Theater captures our mindset and history in a unique way. It can provide an insight into our subconsciousness. If you have ever seen great theater, you understand what I mean. If you have not, then all I can tell you is: it is a breathtaking and awe-inspiring experience. And once you have that experience, you will go back over and over, hoping for a repeat. Not every production attains it, but every production aims for it.

Over the weekend, I had the opportunity to see Amazing Grace in Chicago before it goes to Broadway. It was such a beautiful and profound piece of theater, and perfectly exemplifies what I am trying to articulate in this post. I will write more about that later – it was a wonderful reminder of exactly what I am saying in this post.

Everything I describe above was how I felt from a young age. It is not until now that I even try to put it into words and still it is such an experiential process that I do not do it justice. I only attempt it now to impart some understanding of what I want to give to my hometown.

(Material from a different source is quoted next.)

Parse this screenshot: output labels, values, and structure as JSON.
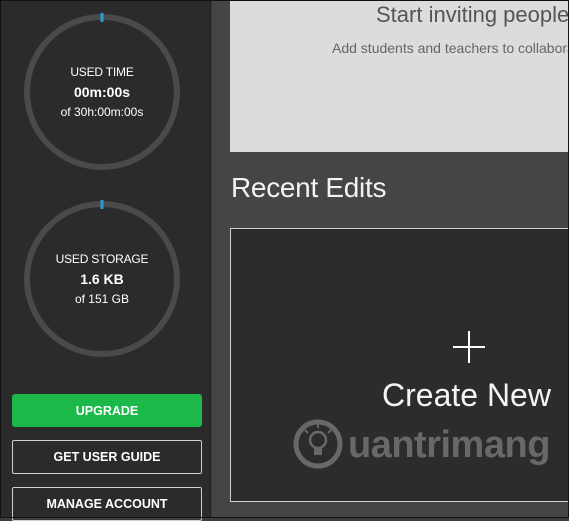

Theater-goers in Somerset have to travel at least 2 hours to see professional level theater. There is only one LORT theater in Kentucky: Actors Theatre of Louisville. Knoxville’s Clarence Brown Theatre is perhaps the next closest. My vision is for Somerset to become the home of Kentucky’s next regional theater company. 


This is Part 2 of 3 in a series about why I am founding a theater company. Come back next week for Part 3: My Vision!

Read Part 1

Visit Flashback Theater Co.’s website